# How much currect flows through wall outlet?

Discussion in 'General Electronics Chat' started by sensor, Sep 29, 2012.

1. ### sensor Thread Starter Member

Sep 8, 2009
19
0
I think, it's 220V AC from wall outlet.

So how much current flows to bulb and fan from wall outlet?

V = RI, P=VI

What is the value of R (ohm) ? What is the value of P (power=Joul) ?

2. ### sbixby Active Member

May 8, 2010
57
10
P=VI...

For a 100W lightbulb --

100W = 220V * I

I = 100W/220V = 0.4545... A

This is purely by the numbers, since a lightbulb's actual power usage will vary.

3. ### sensor Thread Starter Member

Sep 8, 2009
19
0
Where did you get the value of P (power) ?

4. ### vpoko Active Member

Jan 5, 2012
267
51
It's on the light bulb. If you get a light bulb labeled 100W, it should use approximately 100W.

More broadly, the amount of current that flows through an outlet is determined by the load. In this case it's 100W, but that depends on what's plugged in.

5. ### sensor Thread Starter Member

Sep 8, 2009
19
0
What do you mean by load?

It's a bulb with 18W.

6. ### vpoko Active Member

Jan 5, 2012
267
51
Load is the cumulative resistance of the entire circuit (not the sum of all resistors, but using the proper formulas for serial and parallel parts of the circuit). In a light bulb, it's already labeled for you.

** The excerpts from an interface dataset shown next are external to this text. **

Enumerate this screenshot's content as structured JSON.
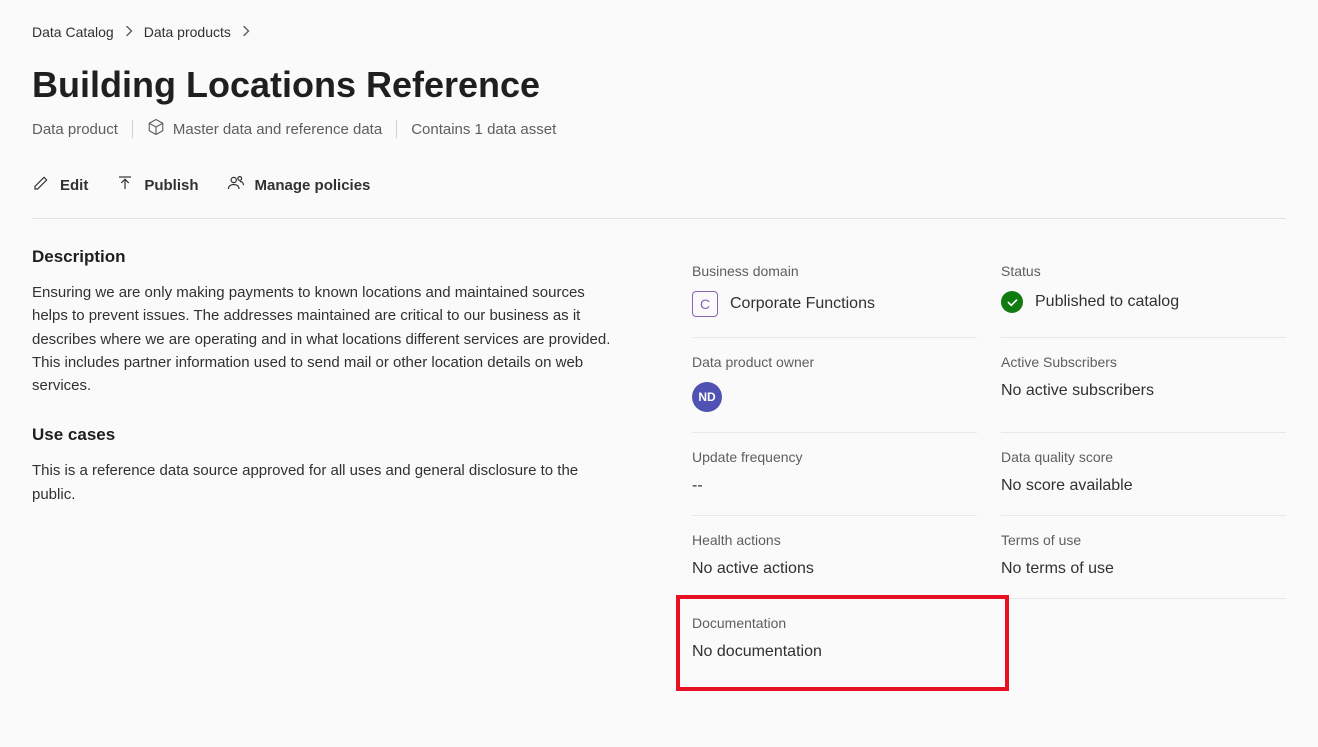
{
  "breadcrumb": {
    "items": [
      "Data Catalog",
      "Data products"
    ]
  },
  "page": {
    "title": "Building Locations Reference",
    "type_label": "Data product",
    "category_label": "Master data and reference data",
    "asset_count_label": "Contains 1 data asset"
  },
  "actions": {
    "edit": "Edit",
    "publish": "Publish",
    "manage_policies": "Manage policies"
  },
  "left": {
    "description_heading": "Description",
    "description_body": "Ensuring we are only making payments to known locations and maintained sources helps to prevent issues.  The addresses maintained are critical to our business as it describes where we are operating and in what locations different services are provided.  This includes partner information used to send mail or other location details on web services.",
    "usecases_heading": "Use cases",
    "usecases_body": "This is a reference data source approved for all uses and general disclosure to the public."
  },
  "props": {
    "business_domain": {
      "label": "Business domain",
      "badge": "C",
      "value": "Corporate Functions"
    },
    "status": {
      "label": "Status",
      "value": "Published to catalog"
    },
    "owner": {
      "label": "Data product owner",
      "initials": "ND"
    },
    "subscribers": {
      "label": "Active Subscribers",
      "value": "No active subscribers"
    },
    "update_freq": {
      "label": "Update frequency",
      "value": "--"
    },
    "quality": {
      "label": "Data quality score",
      "value": "No score available"
    },
    "health": {
      "label": "Health actions",
      "value": "No active actions"
    },
    "terms": {
      "label": "Terms of use",
      "value": "No terms of use"
    },
    "documentation": {
      "label": "Documentation",
      "value": "No documentation"
    }
  }
}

Since you know it's an 18W bulb, and you know the outlet is 220V, just plug those into your formula P=VI. 18=220*I. Now, to solve for I, divide both sides by 220. I=18/220=0.0818A.

7. ### Wendy Moderator

Mar 24, 2008
21,413
2,946
The equation is simple.

P = V x I

18W = 220VAC x I

The rest is algebra.

BTW, light bulbs and many other appliances are measured in watts, not joules.